Social media, as best epitomized by Facebook, has allowed millions of people an opportunity to share information about their lives.
The ability to make new friends and share communication with established relationships across the globe has never been easier.
However, Facebook and other online social media services present an assortment of issues, many of which are especially important for parents.
Chuck Smith, professor emeritus at Kansas State University, says increased usage of Facebook by children has sparked questions of how to prevent cyberbullying and protect their personal privacy.
Simultaneously, some parents have been forced to consider how much information they should share about their children on Facebook.
But despite the risks, Smith says using Facebook is worthwhile for children if parents remain aware.
“Facebook is a tool that could be used for good or bad,” Smith said. “It’s up to parents to help their children understand how to use it well and be vigilant about misuse.”
Smith believes online bullying is a primary concern for young Facebook users. To combat this risk, parents must retain essential control of a child’s Facebook account, he said.
This allows parents to read all posts and ensure the highest levels of security settings are in place.
Paying attention to appropriate security settings is a variety of contexts is essential to protect young Facebook users from online predators, says Smith.
Some of the recommendations by Smith will probably draw resistance from teens. For example, Smith advises parents of children under 16 years old to have the family use the computer in a common area.
“The impact on relationships could be with children regarding parents as too intrusive in their personal lives,” Smith said. “Though as long as the children are living in the home, parents have every right to be vigilant.
“For parents, vigilance changes with the child’s age, but you still have to be responsible.”
Although parents need to be diligent to protect their children, they should also allow a reasonable amount of freedom for children to make their own mistakes, Smith said.
Failure to allow a meaningful amount of freedom could be detrimental to the parental-child relationship.
“The younger generation is very much an online generation,” Smith said.
“We have to be realistic and teach them about the danger and responsibility of posting online and considering what they might say and how they might react. Parents who are overly restrictive might lose their opportunity.”
Even parents must be careful in their use of Facebook and other online venues — especially when it concerns their children.

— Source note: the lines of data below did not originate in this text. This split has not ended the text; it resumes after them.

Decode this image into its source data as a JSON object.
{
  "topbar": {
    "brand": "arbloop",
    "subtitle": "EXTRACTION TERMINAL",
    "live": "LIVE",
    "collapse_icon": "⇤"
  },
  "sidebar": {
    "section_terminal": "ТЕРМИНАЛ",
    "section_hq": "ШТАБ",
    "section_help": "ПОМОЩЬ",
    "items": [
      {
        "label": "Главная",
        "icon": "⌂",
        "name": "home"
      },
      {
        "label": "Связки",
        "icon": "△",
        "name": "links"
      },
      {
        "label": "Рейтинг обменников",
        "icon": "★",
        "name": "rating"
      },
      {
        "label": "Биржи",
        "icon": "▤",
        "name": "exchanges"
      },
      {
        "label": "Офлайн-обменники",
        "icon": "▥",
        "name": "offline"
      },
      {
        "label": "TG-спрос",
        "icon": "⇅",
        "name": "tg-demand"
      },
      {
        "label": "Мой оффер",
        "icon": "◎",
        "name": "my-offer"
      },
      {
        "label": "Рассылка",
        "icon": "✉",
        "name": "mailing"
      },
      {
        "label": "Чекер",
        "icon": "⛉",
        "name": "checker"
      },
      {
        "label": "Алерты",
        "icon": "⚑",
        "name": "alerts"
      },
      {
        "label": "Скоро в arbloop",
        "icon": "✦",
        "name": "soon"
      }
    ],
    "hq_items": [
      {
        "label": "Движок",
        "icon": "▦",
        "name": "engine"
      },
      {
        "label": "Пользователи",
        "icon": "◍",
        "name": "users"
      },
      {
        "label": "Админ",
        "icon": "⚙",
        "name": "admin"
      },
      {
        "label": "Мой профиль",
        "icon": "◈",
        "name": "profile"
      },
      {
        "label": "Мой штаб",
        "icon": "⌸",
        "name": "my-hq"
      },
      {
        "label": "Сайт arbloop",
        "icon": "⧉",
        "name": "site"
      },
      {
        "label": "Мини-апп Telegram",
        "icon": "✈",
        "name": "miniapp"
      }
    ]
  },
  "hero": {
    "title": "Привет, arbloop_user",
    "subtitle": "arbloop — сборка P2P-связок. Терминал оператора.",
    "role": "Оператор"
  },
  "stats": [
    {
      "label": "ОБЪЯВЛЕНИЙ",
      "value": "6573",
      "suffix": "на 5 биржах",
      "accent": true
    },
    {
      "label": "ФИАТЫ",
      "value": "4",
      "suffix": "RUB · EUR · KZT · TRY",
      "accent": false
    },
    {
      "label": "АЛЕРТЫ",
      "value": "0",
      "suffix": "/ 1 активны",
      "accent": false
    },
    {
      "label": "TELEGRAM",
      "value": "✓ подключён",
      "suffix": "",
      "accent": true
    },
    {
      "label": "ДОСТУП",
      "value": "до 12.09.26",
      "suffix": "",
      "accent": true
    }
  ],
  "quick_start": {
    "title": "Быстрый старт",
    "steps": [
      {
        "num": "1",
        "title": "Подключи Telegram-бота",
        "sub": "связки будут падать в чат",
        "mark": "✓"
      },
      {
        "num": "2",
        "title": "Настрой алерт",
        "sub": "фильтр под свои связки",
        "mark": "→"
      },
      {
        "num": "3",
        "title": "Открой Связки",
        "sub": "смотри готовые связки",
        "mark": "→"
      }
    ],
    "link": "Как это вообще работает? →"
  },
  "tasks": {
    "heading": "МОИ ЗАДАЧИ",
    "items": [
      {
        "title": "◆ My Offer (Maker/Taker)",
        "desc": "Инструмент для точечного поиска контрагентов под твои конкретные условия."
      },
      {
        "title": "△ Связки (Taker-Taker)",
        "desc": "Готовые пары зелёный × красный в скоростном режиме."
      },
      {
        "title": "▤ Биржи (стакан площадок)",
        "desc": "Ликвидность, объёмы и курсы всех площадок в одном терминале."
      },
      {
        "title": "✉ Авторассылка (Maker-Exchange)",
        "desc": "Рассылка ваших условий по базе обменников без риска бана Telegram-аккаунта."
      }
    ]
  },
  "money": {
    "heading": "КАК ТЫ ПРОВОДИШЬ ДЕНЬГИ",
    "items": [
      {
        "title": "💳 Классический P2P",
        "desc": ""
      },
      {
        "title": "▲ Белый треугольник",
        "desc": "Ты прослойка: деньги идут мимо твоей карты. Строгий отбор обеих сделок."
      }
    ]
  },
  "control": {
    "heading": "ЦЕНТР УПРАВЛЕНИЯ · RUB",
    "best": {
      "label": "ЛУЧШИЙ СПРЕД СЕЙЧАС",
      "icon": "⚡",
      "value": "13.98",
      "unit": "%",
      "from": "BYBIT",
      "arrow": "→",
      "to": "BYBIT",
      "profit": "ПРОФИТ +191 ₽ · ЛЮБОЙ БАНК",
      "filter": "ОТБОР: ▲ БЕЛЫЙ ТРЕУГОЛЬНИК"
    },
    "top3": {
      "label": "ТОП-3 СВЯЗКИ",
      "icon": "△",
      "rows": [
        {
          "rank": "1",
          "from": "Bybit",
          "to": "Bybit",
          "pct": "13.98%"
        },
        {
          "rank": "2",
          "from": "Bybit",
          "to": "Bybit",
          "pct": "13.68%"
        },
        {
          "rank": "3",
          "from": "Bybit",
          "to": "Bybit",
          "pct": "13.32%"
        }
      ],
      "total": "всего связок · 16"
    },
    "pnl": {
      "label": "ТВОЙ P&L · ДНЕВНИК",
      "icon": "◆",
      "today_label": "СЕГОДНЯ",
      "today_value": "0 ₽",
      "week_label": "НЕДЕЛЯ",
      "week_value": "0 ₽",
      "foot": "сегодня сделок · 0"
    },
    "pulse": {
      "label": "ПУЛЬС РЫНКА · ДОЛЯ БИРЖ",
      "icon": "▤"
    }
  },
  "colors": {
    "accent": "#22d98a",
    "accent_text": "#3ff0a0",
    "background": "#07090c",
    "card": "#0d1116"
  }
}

Smith advises parents to consider their own security settings before sharing certain information about their children. The same principle applies for any sort of related information, including when the family will be on vacation.
“You have to be aware of who you have given permission to view the page,” Smith said.
Source: Kansas State University